Part 2 is coming…..


There’s a lot to attend to but my efforts will fail to even parse most of it. Currently, I’m serving as as replacement for a co teacher at a school in the Bronx. co-teacher because except of one period, generally it’s supposed to be two teachers. Let me state that these boys and girls need the extra help too. Generally, they are classified as D-level special Ed. The sad thing with the kids being below level is that none of them are ell’s, and only a few (out of the 25or so) have IEP’s. It’s also sad that so many skip or miss days of school. My mother was never a lenient as these kids parents seem to be about attendance.

One thing of joy/stress is my Art History class, which is my art history class. Not sure what their other teacher had taught them but I’ve restarted teaching them the principles and basic elements on art so that I can mold their responses to art work to sound intellectual. I’ve been integrating my iPad into the class room so much in this regard. For example, drew this picture to allow them to describe the details in regards to shape, form, line, and space. I had provided the scaffolding and prior knowledge. I’m curious/dreading to read their responses.

I’m curious for yours too, gentle reader. How do you like my digital art?


Racism against Whites I

I encountered the most ignorant and quite potentially the most angry student I have ever met. In fact, the entire situation made me seriously take a pause and really examine if i had the fortitude to substitute anymore.
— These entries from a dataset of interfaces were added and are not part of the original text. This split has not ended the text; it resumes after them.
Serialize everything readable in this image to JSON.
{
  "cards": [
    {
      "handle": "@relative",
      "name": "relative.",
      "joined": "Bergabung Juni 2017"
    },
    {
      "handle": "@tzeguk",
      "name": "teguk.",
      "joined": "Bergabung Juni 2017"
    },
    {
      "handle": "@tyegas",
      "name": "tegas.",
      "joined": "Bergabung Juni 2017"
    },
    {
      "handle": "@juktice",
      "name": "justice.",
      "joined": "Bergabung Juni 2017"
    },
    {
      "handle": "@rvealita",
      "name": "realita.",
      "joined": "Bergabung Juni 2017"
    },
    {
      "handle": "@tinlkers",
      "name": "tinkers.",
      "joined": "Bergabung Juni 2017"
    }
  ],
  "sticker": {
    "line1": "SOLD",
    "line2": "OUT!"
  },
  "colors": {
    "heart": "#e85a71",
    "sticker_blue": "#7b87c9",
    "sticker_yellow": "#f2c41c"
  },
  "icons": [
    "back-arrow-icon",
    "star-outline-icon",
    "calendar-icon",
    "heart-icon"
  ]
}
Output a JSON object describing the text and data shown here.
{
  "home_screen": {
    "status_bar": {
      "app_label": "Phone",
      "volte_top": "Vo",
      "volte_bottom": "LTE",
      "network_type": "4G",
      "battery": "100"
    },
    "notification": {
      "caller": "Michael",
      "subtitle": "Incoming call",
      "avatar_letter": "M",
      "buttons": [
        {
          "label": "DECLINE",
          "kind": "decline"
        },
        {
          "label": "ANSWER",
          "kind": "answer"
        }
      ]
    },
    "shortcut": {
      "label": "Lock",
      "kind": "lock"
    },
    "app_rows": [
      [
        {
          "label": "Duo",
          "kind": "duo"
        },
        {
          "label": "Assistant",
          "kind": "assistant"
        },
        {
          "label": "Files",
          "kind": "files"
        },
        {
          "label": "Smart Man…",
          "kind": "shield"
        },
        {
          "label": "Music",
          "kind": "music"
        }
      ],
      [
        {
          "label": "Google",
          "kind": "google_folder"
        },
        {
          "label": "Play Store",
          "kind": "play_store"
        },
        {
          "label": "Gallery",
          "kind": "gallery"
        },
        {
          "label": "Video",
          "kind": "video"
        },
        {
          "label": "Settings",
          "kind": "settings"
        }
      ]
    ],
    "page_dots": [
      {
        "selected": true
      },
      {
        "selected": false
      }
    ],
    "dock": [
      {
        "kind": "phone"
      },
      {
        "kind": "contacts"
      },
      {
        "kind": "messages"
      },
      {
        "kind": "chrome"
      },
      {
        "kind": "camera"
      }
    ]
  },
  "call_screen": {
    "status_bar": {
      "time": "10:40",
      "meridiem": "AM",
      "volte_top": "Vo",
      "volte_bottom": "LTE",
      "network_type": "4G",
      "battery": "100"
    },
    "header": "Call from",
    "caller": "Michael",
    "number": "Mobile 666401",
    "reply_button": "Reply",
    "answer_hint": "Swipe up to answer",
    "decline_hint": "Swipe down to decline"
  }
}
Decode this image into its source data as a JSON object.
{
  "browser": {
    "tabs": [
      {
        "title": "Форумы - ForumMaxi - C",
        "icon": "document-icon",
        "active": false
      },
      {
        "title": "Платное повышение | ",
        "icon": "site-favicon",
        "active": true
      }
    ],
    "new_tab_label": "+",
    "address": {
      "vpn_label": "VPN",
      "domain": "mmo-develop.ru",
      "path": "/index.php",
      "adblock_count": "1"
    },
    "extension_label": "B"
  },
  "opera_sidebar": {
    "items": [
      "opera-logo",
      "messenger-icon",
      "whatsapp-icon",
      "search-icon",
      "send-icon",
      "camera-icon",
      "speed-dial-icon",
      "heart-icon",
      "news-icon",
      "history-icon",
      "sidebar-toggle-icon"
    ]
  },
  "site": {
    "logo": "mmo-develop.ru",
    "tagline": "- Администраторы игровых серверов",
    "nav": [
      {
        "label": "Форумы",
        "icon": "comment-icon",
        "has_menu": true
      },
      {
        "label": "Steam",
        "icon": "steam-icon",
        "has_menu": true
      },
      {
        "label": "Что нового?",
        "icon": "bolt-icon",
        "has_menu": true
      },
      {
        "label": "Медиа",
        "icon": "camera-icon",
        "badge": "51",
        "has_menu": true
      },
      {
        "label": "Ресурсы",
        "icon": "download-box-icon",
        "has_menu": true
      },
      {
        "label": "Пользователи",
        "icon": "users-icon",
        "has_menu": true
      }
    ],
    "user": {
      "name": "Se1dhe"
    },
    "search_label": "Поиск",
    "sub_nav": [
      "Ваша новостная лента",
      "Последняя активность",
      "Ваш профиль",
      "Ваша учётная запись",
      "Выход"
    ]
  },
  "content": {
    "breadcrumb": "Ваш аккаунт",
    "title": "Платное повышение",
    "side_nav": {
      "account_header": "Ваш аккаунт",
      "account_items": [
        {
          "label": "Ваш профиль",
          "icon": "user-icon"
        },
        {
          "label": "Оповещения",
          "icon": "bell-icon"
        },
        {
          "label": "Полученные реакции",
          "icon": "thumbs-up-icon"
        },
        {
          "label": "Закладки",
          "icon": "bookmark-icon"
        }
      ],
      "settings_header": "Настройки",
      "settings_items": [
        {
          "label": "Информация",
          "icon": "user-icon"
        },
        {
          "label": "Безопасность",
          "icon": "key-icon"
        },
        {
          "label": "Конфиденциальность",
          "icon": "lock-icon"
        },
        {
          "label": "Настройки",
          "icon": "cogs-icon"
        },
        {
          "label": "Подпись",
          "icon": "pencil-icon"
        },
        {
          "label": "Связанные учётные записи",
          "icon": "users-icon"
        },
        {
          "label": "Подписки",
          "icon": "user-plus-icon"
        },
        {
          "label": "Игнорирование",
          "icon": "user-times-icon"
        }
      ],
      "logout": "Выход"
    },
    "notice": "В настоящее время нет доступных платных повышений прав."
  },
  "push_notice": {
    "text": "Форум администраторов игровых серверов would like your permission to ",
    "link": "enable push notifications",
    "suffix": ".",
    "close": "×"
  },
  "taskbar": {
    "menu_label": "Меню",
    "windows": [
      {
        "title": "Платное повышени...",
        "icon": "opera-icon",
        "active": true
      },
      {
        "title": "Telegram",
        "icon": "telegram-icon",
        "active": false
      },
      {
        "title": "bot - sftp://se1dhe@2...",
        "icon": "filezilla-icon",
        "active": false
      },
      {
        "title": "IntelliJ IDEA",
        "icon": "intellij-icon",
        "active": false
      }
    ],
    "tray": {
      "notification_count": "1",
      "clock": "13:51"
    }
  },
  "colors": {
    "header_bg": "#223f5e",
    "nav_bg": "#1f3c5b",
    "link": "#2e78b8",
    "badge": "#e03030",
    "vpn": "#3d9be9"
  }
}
Even worst was that well i developed anger at myself, and had to really question as to whether I want to be in the education field or actually any career that is people oriented.
Take a look at the following picture and just image where this story is going.